[Opening Material provided section]

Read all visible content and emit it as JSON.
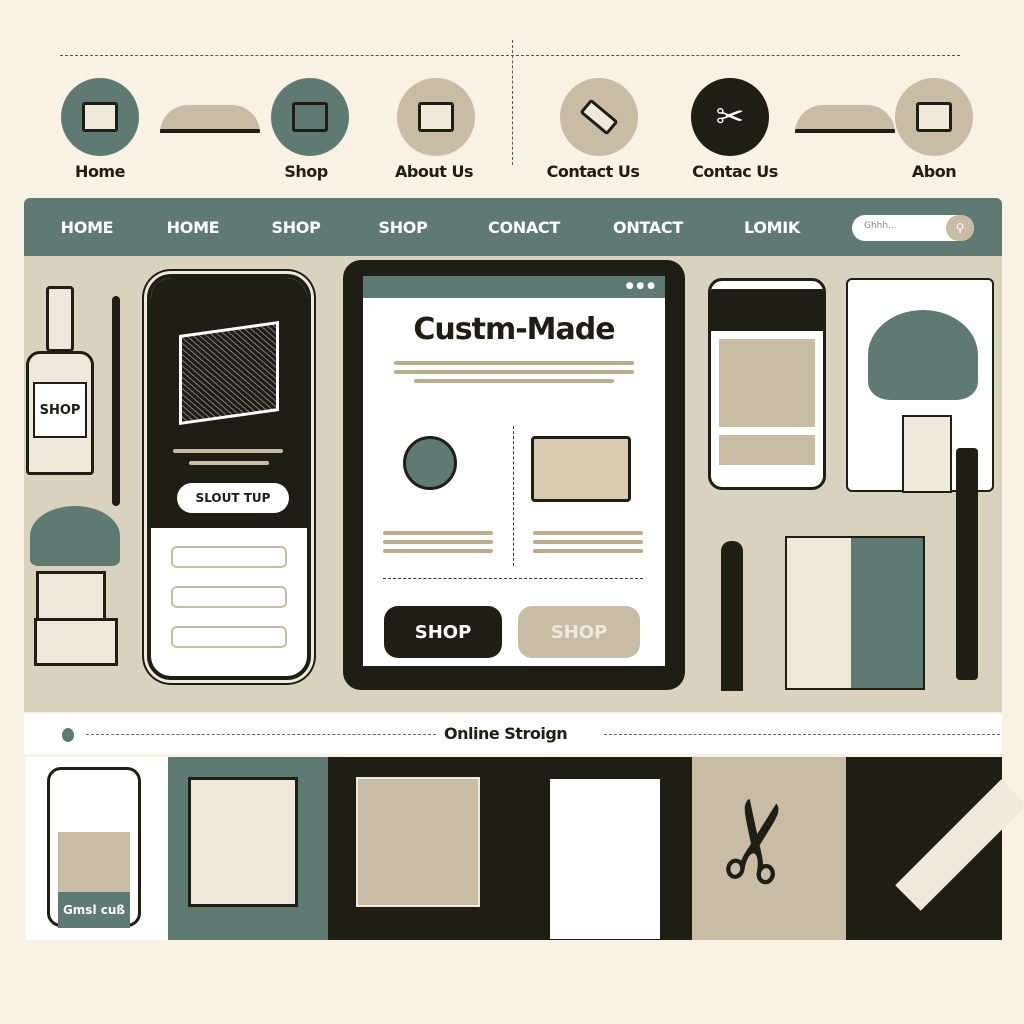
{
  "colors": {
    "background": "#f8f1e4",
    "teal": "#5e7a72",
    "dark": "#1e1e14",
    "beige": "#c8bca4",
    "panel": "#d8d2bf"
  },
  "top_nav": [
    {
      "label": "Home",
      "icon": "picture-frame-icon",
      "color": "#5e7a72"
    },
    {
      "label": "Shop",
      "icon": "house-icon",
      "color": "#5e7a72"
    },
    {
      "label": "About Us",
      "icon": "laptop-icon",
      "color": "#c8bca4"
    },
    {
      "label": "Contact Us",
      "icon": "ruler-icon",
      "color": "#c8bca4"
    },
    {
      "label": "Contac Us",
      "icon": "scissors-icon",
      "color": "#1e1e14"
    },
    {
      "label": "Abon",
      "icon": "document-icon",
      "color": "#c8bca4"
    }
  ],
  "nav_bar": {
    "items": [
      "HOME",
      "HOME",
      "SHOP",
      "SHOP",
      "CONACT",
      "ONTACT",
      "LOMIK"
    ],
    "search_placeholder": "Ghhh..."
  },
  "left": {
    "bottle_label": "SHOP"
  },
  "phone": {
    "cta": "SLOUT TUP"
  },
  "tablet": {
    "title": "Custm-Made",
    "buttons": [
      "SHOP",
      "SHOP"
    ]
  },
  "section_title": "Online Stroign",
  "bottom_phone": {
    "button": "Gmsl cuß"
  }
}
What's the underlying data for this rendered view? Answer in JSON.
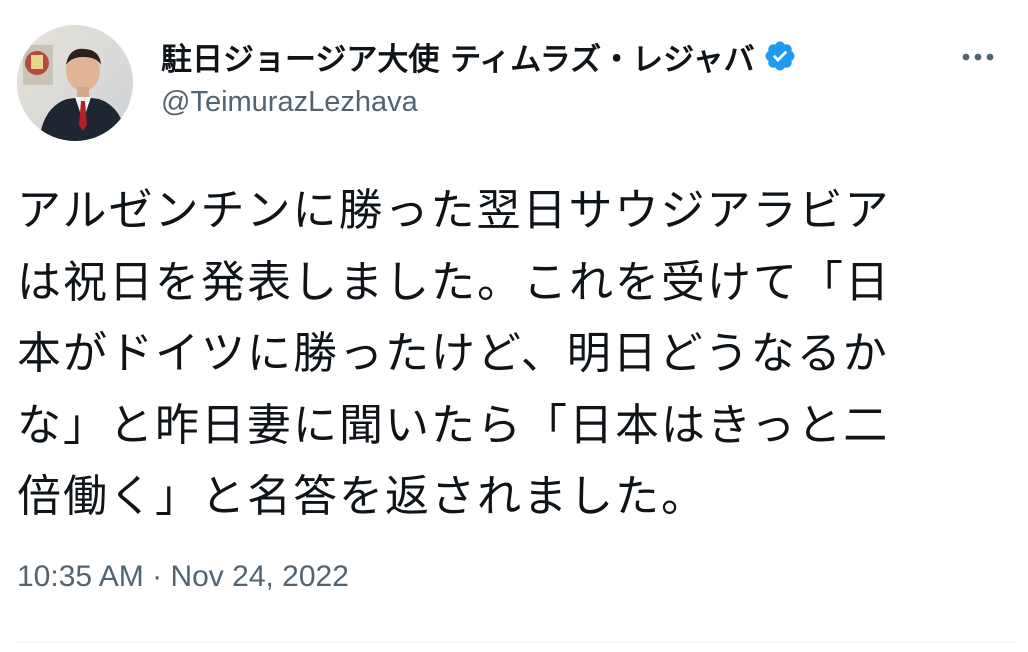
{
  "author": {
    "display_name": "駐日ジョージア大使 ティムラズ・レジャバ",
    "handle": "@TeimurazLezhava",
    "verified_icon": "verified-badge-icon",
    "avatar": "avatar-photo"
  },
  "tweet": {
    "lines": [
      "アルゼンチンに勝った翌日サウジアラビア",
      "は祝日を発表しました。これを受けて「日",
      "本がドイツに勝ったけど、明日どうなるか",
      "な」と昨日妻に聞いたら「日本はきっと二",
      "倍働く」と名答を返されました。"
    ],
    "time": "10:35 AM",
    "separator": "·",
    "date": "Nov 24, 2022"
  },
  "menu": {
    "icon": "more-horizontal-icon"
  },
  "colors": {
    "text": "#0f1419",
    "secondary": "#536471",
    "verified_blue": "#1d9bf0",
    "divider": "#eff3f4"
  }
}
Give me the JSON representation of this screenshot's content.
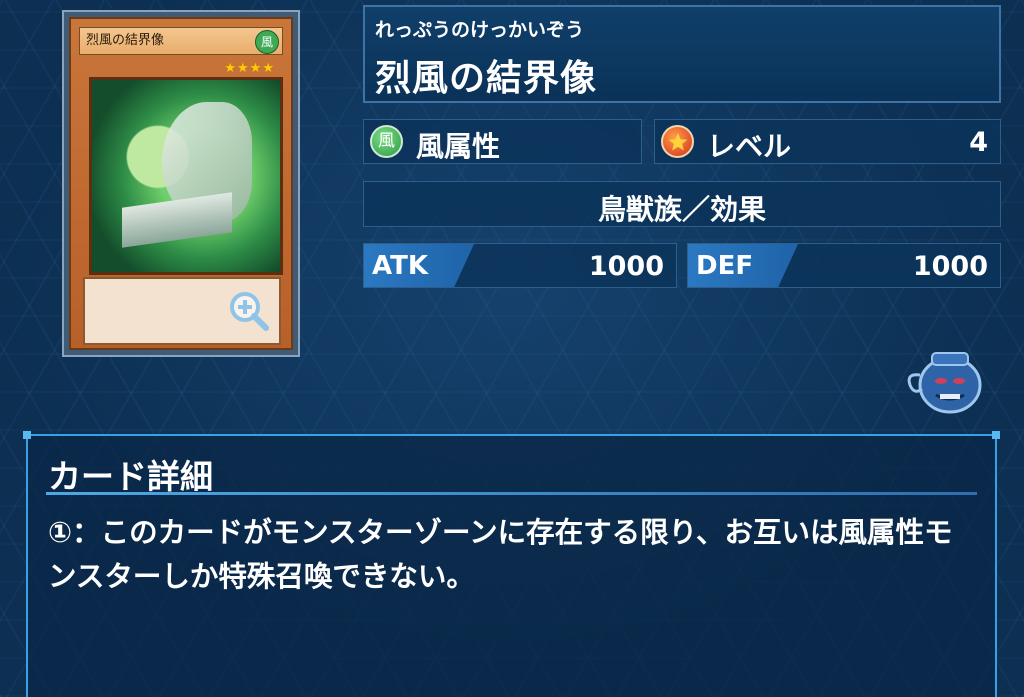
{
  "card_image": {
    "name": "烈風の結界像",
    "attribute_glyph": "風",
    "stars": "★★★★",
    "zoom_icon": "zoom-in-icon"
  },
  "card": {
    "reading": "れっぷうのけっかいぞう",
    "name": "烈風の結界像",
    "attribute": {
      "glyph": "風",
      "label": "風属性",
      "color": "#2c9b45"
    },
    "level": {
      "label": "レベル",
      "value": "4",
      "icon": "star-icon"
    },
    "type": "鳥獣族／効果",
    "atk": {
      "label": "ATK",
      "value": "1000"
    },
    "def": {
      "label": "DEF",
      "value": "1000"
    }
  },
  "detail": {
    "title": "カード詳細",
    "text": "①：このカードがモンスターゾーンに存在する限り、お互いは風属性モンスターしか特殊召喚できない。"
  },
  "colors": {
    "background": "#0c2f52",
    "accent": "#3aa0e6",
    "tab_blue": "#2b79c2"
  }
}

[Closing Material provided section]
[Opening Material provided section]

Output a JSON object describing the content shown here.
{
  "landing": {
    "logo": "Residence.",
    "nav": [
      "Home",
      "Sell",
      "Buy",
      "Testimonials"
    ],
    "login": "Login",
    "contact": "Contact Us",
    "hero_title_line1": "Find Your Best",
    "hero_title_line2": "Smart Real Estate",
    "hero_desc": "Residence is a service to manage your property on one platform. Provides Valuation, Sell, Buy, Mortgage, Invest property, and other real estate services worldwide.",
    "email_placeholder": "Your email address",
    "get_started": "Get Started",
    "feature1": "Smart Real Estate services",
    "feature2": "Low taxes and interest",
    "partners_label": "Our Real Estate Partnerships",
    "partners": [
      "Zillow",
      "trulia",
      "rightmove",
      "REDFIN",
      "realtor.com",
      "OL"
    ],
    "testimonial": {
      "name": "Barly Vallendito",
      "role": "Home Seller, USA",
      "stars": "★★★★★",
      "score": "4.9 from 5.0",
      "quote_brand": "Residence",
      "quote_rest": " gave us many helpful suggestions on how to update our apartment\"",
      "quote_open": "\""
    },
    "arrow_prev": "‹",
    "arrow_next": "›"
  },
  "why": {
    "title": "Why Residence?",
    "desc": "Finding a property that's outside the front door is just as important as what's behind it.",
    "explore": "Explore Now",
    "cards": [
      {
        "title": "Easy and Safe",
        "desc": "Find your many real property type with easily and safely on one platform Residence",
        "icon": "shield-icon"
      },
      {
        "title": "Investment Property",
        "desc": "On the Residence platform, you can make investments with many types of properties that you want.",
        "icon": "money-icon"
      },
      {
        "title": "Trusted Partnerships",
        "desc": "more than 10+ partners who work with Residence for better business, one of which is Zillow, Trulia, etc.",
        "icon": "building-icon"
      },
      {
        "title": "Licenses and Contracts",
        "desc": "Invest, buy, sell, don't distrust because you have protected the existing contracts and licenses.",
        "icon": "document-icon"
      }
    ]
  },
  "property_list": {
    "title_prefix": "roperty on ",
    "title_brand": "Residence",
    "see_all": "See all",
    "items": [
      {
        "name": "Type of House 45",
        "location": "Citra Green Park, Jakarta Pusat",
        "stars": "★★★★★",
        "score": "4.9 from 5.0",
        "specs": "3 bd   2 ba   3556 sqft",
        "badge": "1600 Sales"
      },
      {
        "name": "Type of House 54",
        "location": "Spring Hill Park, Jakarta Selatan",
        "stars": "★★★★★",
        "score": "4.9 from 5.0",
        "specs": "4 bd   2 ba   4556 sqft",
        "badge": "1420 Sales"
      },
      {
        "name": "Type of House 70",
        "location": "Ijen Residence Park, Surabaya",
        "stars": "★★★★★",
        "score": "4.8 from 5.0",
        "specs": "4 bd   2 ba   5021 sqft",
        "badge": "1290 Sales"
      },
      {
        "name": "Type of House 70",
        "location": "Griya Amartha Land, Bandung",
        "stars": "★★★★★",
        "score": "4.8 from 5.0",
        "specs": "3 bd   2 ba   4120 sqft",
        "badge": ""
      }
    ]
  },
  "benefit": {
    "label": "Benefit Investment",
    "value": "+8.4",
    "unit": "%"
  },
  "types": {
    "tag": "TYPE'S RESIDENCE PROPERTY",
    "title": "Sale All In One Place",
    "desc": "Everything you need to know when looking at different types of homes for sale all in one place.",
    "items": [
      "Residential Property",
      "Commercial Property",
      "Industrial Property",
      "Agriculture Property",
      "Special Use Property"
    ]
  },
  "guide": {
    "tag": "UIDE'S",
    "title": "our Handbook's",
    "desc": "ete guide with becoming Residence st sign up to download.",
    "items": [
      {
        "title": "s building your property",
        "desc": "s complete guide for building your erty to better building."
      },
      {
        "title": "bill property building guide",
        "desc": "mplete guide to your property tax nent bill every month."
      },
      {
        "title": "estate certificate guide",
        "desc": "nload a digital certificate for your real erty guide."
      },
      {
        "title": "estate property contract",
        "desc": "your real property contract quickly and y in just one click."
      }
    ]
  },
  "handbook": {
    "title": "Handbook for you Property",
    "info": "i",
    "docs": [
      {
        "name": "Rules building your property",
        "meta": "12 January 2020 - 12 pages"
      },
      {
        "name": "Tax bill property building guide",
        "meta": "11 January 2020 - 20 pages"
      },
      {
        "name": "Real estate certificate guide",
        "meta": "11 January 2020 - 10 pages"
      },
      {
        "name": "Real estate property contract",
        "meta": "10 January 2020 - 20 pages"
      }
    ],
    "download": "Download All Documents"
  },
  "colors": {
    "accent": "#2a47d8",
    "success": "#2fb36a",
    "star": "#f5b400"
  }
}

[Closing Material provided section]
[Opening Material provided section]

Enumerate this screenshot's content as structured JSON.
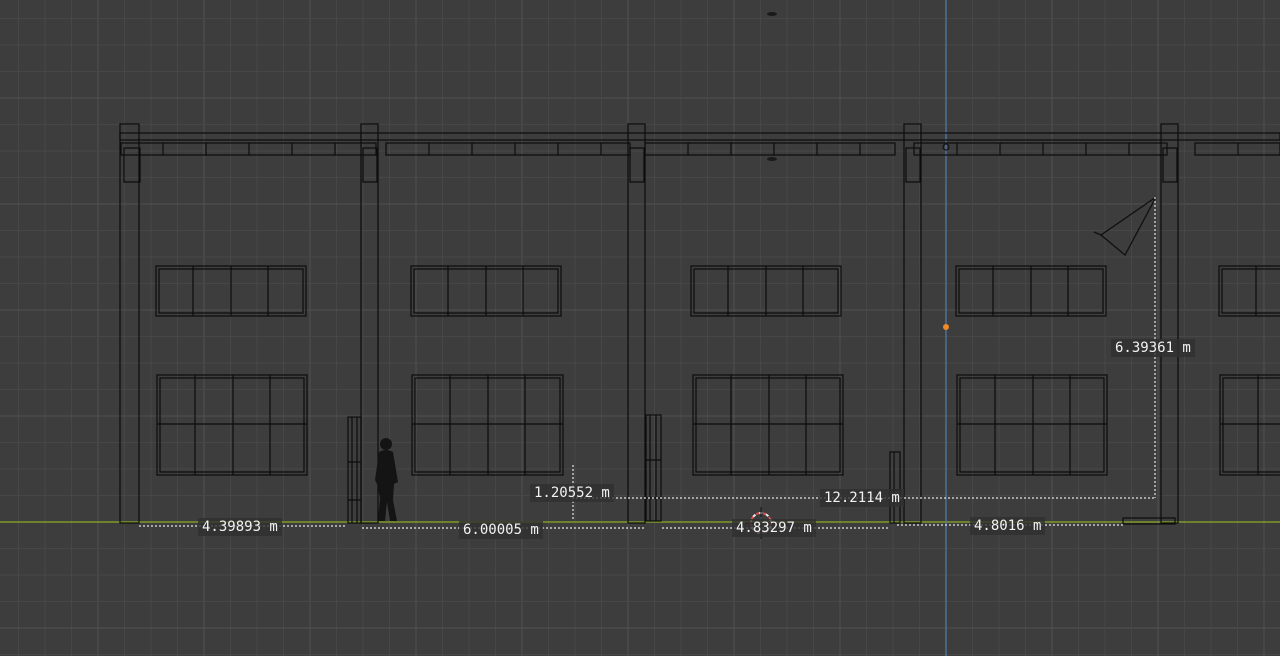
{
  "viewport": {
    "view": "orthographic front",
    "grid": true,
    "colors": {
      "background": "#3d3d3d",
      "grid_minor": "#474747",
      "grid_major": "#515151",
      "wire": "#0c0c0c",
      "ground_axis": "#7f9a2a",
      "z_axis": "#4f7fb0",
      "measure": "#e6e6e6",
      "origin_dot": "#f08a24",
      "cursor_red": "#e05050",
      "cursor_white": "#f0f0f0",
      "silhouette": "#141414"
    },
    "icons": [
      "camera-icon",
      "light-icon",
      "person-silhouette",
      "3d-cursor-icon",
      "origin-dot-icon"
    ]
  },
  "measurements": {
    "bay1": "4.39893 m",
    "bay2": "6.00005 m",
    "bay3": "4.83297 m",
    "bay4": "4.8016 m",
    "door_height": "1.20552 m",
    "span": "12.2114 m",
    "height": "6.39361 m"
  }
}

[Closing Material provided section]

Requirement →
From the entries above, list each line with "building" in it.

Solution to this problem →
        "icon": "building-icon"
        "title": "s building your property",
        "desc": "s complete guide for building your erty to better building."
        "title": "bill property building guide",
        "name": "Rules building your property",
        "name": "Tax bill property building guide",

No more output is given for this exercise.